Whether anything comes of this activism, a few things are certain.
First, any changes will be hard won. The council's permanent members will fiercely resist the appearance of acquiescing to influence from outsiders.
Second, it would be simplistic to lay all this at the doorstep of the permanent members.
A lot will depend on how the court's 121 states parties play their cards. To be more effective, they will need to overcome some insidious attitudes and begin to act as stakeholders with interest when the council considers accountability for the most serious crimes.

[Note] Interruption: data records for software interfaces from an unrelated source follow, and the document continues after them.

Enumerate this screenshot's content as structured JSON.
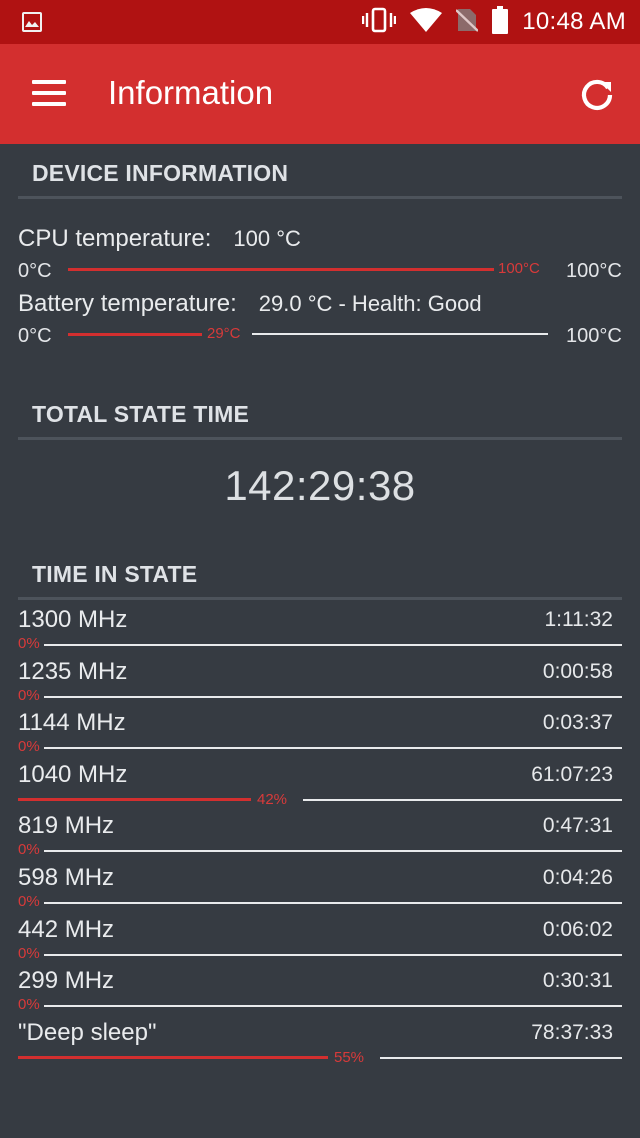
{
  "status_bar": {
    "time": "10:48 AM",
    "icons": [
      "gallery-icon",
      "vibrate-icon",
      "wifi-icon",
      "no-sim-icon",
      "battery-icon"
    ]
  },
  "app_bar": {
    "title": "Information",
    "menu_icon": "menu-icon",
    "refresh_icon": "refresh-icon"
  },
  "colors": {
    "status_bar": "#b01212",
    "app_bar": "#d32f2f",
    "background": "#363b42",
    "accent": "#d32f2f"
  },
  "device_information": {
    "header": "DEVICE INFORMATION",
    "cpu": {
      "label": "CPU temperature:",
      "value": "100 °C",
      "min_label": "0°C",
      "max_label": "100°C",
      "bar_label": "100°C",
      "level_percent": 100
    },
    "battery": {
      "label": "Battery temperature:",
      "value": "29.0 °C - Health: Good",
      "min_label": "0°C",
      "max_label": "100°C",
      "bar_label": "29°C",
      "level_percent": 29
    }
  },
  "total_state_time": {
    "header": "TOTAL STATE TIME",
    "value": "142:29:38"
  },
  "time_in_state": {
    "header": "TIME IN STATE",
    "states": [
      {
        "freq": "1300 MHz",
        "time": "1:11:32",
        "pct": "0%",
        "level_percent": 0
      },
      {
        "freq": "1235 MHz",
        "time": "0:00:58",
        "pct": "0%",
        "level_percent": 0
      },
      {
        "freq": "1144 MHz",
        "time": "0:03:37",
        "pct": "0%",
        "level_percent": 0
      },
      {
        "freq": "1040 MHz",
        "time": "61:07:23",
        "pct": "42%",
        "level_percent": 42
      },
      {
        "freq": "819 MHz",
        "time": "0:47:31",
        "pct": "0%",
        "level_percent": 0
      },
      {
        "freq": "598 MHz",
        "time": "0:04:26",
        "pct": "0%",
        "level_percent": 0
      },
      {
        "freq": "442 MHz",
        "time": "0:06:02",
        "pct": "0%",
        "level_percent": 0
      },
      {
        "freq": "299 MHz",
        "time": "0:30:31",
        "pct": "0%",
        "level_percent": 0
      },
      {
        "freq": "\"Deep sleep\"",
        "time": "78:37:33",
        "pct": "55%",
        "level_percent": 55
      }
    ]
  }
}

There is a widespread belief among these governments that nothing will ever change when it comes to what the permanent members do, and that expending political capital on behalf of the ICC is a poor investment. Certainly, the disparity of power in the council can't be waved away, but the resulting passivity buys into a loser's logic that guarantees things will stay just the way they are.
There is also broad acceptance that the most powerful states use the court as merely another diplomatic instrument, like travel bans, arms embargoes and peacekeeping forces. The council draws these from its diplomatic toolbox as a means to desired diplomatic and political ends. According to this view, once those objectives are achieved, then justice, like sanctions, becomes expendable, if not an outright obstruction. This approach fails to treat justice as a good in itself that once set in motion runs on its own independent track. Putting justice in the service of politics provides rhetorical ammunition to governments and officials to mask their own opposition to accountability.
Finally, the engagement of African and Latin America ICC states that have relied on justice to propel their transitions from dictatorship to the rule of law is absolutely crucial. These governments, which should be actively opposing council misuse of the court, have been all too silent on an ICC investigation in Syria. They are on the sidelines on account of their simmering anger over the inequality inherent in the veto, the double standards on justice, and the apparent use of the court by some states as a hoped-for means to achieve regime change in particular countries. These justice-supporting governments want Security Council reform, and nothing short of that is in their view meaningful. By making the perfect the enemy of the good, they risk marginalizing themselves further.
The relationship between the Security Council and the ICC is still in its infancy. The problems need to be fixed, but to consider them beyond repair is cementing the status quo. Steps need to be taken to improve the use of the council's referral power of which a strong Syria referral would be a step. If not, a valuable tool for justice will be squandered.
Richard Dicker is director of the international justice division at Human Rights Watch.